When we try to add or subtract fractions, all ratios have to have the same denominator.

The denominator of the ratio 10/(x^2+2x-15) is a quadratic.

We'll check if the quadratic has real roots.
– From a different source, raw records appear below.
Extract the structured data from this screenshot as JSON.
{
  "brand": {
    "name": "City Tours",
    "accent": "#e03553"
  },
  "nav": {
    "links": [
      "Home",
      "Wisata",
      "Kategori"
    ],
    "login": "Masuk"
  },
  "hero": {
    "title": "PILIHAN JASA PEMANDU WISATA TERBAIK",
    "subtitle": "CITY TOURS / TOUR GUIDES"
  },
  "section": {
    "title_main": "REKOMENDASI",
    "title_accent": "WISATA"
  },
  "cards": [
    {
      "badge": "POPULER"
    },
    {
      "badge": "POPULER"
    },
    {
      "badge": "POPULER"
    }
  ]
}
If it has, we can re-write it as a product of linear factors.

To verify if it has real roots, we'll apply the quadratic formula:

x1 = [-b+sqrt(b^2 - 4ac)]/2a

2x/(x+5) + 10/(x^2+2x-15) = x/(x - 3)

We'll identify a,b,c:

a=1

b=2

c=-15

x1 = [-2+sqrt(4+60)]/2

x1 = (-2+8)/2

x1 = 3

x2 = -5

We'll re-write the quadratic:

x^2+2x-15 = (x-3)(x+5)

We'll re-write the expression:

2x/(x+5) + 10/(x-3)(x+5) = x/(x - 3)

In order to find out x, we'll multiply the first ratio by (x-3) and the third ratio by (x+5):

2x(x-3) + 10 = x(x+5)

We'll remove the brackets:

2x^2 - 6x + 10 = x^2 + 5x

We'll subtract x^2 + 5x both sides:

x^2 - 11x + 10 = 0

We'll apply the quadratic formula, again:

x1 = [11+sqrt(121-40)]/2

x1 = [11+sqrt81]/2

x1 = (11+9)/2

x1 = 9

x2 = (11-9)/2

x2 = 1

The real roots of the given expression are: {1 ; 9}